#### [What needs to be done]
The records below are to be retyped in full. Keep every word.

(Dataset rows describing interfaces)

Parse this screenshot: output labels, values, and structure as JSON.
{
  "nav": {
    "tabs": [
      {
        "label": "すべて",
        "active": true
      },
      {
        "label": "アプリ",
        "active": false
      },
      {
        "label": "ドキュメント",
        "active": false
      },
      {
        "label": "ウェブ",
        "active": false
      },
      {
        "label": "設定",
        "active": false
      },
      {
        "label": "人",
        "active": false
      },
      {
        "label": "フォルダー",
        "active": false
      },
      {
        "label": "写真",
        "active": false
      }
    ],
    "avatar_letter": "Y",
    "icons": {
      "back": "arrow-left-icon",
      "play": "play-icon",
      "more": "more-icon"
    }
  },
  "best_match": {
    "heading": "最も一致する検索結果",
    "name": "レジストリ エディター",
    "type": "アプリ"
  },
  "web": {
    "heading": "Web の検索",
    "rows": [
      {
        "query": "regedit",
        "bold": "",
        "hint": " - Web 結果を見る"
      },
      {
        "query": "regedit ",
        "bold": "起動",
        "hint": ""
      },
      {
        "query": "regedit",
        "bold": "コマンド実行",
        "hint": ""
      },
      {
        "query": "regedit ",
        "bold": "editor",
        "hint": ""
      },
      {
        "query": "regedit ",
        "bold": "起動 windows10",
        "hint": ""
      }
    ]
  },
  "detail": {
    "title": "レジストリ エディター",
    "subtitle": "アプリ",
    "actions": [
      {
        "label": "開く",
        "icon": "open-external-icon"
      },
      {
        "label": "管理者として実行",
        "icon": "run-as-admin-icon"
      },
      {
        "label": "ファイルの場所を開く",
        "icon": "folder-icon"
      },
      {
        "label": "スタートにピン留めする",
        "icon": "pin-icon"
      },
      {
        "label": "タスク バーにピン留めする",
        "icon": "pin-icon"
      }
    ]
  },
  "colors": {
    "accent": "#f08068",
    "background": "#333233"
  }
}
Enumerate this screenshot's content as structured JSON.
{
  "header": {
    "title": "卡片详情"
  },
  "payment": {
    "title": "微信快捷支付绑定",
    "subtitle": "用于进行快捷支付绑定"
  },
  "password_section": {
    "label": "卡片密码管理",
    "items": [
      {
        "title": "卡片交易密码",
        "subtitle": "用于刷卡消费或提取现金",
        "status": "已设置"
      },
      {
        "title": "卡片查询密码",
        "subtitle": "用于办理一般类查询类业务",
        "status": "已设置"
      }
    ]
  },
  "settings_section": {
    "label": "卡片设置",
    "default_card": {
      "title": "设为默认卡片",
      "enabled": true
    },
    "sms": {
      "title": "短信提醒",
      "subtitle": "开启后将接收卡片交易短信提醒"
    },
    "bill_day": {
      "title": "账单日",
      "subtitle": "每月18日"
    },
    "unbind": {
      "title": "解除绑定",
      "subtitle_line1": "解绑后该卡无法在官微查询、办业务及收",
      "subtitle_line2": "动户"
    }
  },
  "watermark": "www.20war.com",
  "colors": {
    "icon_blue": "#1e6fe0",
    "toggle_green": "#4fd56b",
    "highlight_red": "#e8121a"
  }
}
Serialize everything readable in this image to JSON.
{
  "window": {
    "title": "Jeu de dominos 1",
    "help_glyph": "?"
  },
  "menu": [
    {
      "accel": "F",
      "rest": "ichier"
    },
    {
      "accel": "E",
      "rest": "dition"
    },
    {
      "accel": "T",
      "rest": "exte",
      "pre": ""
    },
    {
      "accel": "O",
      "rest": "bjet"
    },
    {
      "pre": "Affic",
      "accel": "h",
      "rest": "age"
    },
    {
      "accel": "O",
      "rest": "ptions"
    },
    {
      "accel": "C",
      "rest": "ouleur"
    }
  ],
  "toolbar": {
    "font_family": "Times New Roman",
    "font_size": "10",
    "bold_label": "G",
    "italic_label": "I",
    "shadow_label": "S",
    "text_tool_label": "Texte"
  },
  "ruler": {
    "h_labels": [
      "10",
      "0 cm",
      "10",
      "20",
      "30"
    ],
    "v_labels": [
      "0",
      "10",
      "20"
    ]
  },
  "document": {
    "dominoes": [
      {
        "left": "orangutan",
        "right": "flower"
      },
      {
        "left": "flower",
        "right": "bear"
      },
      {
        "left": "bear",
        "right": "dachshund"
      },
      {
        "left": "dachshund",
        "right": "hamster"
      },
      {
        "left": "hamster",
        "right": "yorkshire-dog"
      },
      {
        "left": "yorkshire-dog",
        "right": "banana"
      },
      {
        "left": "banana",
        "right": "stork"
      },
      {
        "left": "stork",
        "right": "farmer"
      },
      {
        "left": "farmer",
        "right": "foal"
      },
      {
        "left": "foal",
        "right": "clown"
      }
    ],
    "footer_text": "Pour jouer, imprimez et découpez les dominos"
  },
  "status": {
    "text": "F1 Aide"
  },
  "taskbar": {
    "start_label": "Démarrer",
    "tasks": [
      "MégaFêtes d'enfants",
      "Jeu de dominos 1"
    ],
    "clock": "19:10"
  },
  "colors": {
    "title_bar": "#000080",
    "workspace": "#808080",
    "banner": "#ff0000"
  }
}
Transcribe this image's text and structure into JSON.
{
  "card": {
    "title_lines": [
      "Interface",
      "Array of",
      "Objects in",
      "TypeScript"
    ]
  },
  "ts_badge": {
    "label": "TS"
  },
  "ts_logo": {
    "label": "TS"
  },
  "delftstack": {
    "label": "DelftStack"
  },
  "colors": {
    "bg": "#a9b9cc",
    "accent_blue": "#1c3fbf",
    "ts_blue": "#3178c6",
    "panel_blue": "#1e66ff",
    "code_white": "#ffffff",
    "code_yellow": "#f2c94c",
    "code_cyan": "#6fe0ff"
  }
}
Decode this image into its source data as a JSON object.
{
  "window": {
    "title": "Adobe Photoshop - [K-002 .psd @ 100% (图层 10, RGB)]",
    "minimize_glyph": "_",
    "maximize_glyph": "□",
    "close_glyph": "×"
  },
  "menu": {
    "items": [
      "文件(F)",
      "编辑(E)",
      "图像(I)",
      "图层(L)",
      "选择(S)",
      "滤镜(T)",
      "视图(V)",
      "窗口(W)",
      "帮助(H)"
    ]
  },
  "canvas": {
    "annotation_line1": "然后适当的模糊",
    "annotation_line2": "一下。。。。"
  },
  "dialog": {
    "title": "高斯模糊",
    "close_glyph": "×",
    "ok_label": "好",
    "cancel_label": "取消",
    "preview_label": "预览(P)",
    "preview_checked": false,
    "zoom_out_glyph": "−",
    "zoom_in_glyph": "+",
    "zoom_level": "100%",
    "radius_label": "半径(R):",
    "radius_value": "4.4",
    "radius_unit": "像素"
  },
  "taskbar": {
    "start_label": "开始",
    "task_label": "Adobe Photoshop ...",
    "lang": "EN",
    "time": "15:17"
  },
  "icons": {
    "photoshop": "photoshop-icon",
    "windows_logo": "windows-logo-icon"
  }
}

#### [Exercise result]
Parse this screenshot: output labels, values, and structure as JSON.
{
  "nav": {
    "tabs": [
      {
        "label": "すべて",
        "active": true
      },
      {
        "label": "アプリ",
        "active": false
      },
      {
        "label": "ドキュメント",
        "active": false
      },
      {
        "label": "ウェブ",
        "active": false
      },
      {
        "label": "設定",
        "active": false
      },
      {
        "label": "人",
        "active": false
      },
      {
        "label": "フォルダー",
        "active": false
      },
      {
        "label": "写真",
        "active": false
      }
    ],
    "avatar_letter": "Y",
    "icons": {
      "back": "arrow-left-icon",
      "play": "play-icon",
      "more": "more-icon"
    }
  },
  "best_match": {
    "heading": "最も一致する検索結果",
    "name": "レジストリ エディター",
    "type": "アプリ"
  },
  "web": {
    "heading": "Web の検索",
    "rows": [
      {
        "query": "regedit",
        "bold": "",
        "hint": " - Web 結果を見る"
      },
      {
        "query": "regedit ",
        "bold": "起動",
        "hint": ""
      },
      {
        "query": "regedit",
        "bold": "コマンド実行",
        "hint": ""
      },
      {
        "query": "regedit ",
        "bold": "editor",
        "hint": ""
      },
      {
        "query": "regedit ",
        "bold": "起動 windows10",
        "hint": ""
      }
    ]
  },
  "detail": {
    "title": "レジストリ エディター",
    "subtitle": "アプリ",
    "actions": [
      {
        "label": "開く",
        "icon": "open-external-icon"
      },
      {
        "label": "管理者として実行",
        "icon": "run-as-admin-icon"
      },
      {
        "label": "ファイルの場所を開く",
        "icon": "folder-icon"
      },
      {
        "label": "スタートにピン留めする",
        "icon": "pin-icon"
      },
      {
        "label": "タスク バーにピン留めする",
        "icon": "pin-icon"
      }
    ]
  },
  "colors": {
    "accent": "#f08068",
    "background": "#333233"
  }
}
Enumerate this screenshot's content as structured JSON.
{
  "header": {
    "title": "卡片详情"
  },
  "payment": {
    "title": "微信快捷支付绑定",
    "subtitle": "用于进行快捷支付绑定"
  },
  "password_section": {
    "label": "卡片密码管理",
    "items": [
      {
        "title": "卡片交易密码",
        "subtitle": "用于刷卡消费或提取现金",
        "status": "已设置"
      },
      {
        "title": "卡片查询密码",
        "subtitle": "用于办理一般类查询类业务",
        "status": "已设置"
      }
    ]
  },
  "settings_section": {
    "label": "卡片设置",
    "default_card": {
      "title": "设为默认卡片",
      "enabled": true
    },
    "sms": {
      "title": "短信提醒",
      "subtitle": "开启后将接收卡片交易短信提醒"
    },
    "bill_day": {
      "title": "账单日",
      "subtitle": "每月18日"
    },
    "unbind": {
      "title": "解除绑定",
      "subtitle_line1": "解绑后该卡无法在官微查询、办业务及收",
      "subtitle_line2": "动户"
    }
  },
  "watermark": "www.20war.com",
  "colors": {
    "icon_blue": "#1e6fe0",
    "toggle_green": "#4fd56b",
    "highlight_red": "#e8121a"
  }
}
Serialize everything readable in this image to JSON.
{
  "window": {
    "title": "Jeu de dominos 1",
    "help_glyph": "?"
  },
  "menu": [
    {
      "accel": "F",
      "rest": "ichier"
    },
    {
      "accel": "E",
      "rest": "dition"
    },
    {
      "accel": "T",
      "rest": "exte",
      "pre": ""
    },
    {
      "accel": "O",
      "rest": "bjet"
    },
    {
      "pre": "Affic",
      "accel": "h",
      "rest": "age"
    },
    {
      "accel": "O",
      "rest": "ptions"
    },
    {
      "accel": "C",
      "rest": "ouleur"
    }
  ],
  "toolbar": {
    "font_family": "Times New Roman",
    "font_size": "10",
    "bold_label": "G",
    "italic_label": "I",
    "shadow_label": "S",
    "text_tool_label": "Texte"
  },
  "ruler": {
    "h_labels": [
      "10",
      "0 cm",
      "10",
      "20",
      "30"
    ],
    "v_labels": [
      "0",
      "10",
      "20"
    ]
  },
  "document": {
    "dominoes": [
      {
        "left": "orangutan",
        "right": "flower"
      },
      {
        "left": "flower",
        "right": "bear"
      },
      {
        "left": "bear",
        "right": "dachshund"
      },
      {
        "left": "dachshund",
        "right": "hamster"
      },
      {
        "left": "hamster",
        "right": "yorkshire-dog"
      },
      {
        "left": "yorkshire-dog",
        "right": "banana"
      },
      {
        "left": "banana",
        "right": "stork"
      },
      {
        "left": "stork",
        "right": "farmer"
      },
      {
        "left": "farmer",
        "right": "foal"
      },
      {
        "left": "foal",
        "right": "clown"
      }
    ],
    "footer_text": "Pour jouer, imprimez et découpez les dominos"
  },
  "status": {
    "text": "F1 Aide"
  },
  "taskbar": {
    "start_label": "Démarrer",
    "tasks": [
      "MégaFêtes d'enfants",
      "Jeu de dominos 1"
    ],
    "clock": "19:10"
  },
  "colors": {
    "title_bar": "#000080",
    "workspace": "#808080",
    "banner": "#ff0000"
  }
}
Transcribe this image's text and structure into JSON.
{
  "card": {
    "title_lines": [
      "Interface",
      "Array of",
      "Objects in",
      "TypeScript"
    ]
  },
  "ts_badge": {
    "label": "TS"
  },
  "ts_logo": {
    "label": "TS"
  },
  "delftstack": {
    "label": "DelftStack"
  },
  "colors": {
    "bg": "#a9b9cc",
    "accent_blue": "#1c3fbf",
    "ts_blue": "#3178c6",
    "panel_blue": "#1e66ff",
    "code_white": "#ffffff",
    "code_yellow": "#f2c94c",
    "code_cyan": "#6fe0ff"
  }
}
Decode this image into its source data as a JSON object.
{
  "window": {
    "title": "Adobe Photoshop - [K-002 .psd @ 100% (图层 10, RGB)]",
    "minimize_glyph": "_",
    "maximize_glyph": "□",
    "close_glyph": "×"
  },
  "menu": {
    "items": [
      "文件(F)",
      "编辑(E)",
      "图像(I)",
      "图层(L)",
      "选择(S)",
      "滤镜(T)",
      "视图(V)",
      "窗口(W)",
      "帮助(H)"
    ]
  },
  "canvas": {
    "annotation_line1": "然后适当的模糊",
    "annotation_line2": "一下。。。。"
  },
  "dialog": {
    "title": "高斯模糊",
    "close_glyph": "×",
    "ok_label": "好",
    "cancel_label": "取消",
    "preview_label": "预览(P)",
    "preview_checked": false,
    "zoom_out_glyph": "−",
    "zoom_in_glyph": "+",
    "zoom_level": "100%",
    "radius_label": "半径(R):",
    "radius_value": "4.4",
    "radius_unit": "像素"
  },
  "taskbar": {
    "start_label": "开始",
    "task_label": "Adobe Photoshop ...",
    "lang": "EN",
    "time": "15:17"
  },
  "icons": {
    "photoshop": "photoshop-icon",
    "windows_logo": "windows-logo-icon"
  }
}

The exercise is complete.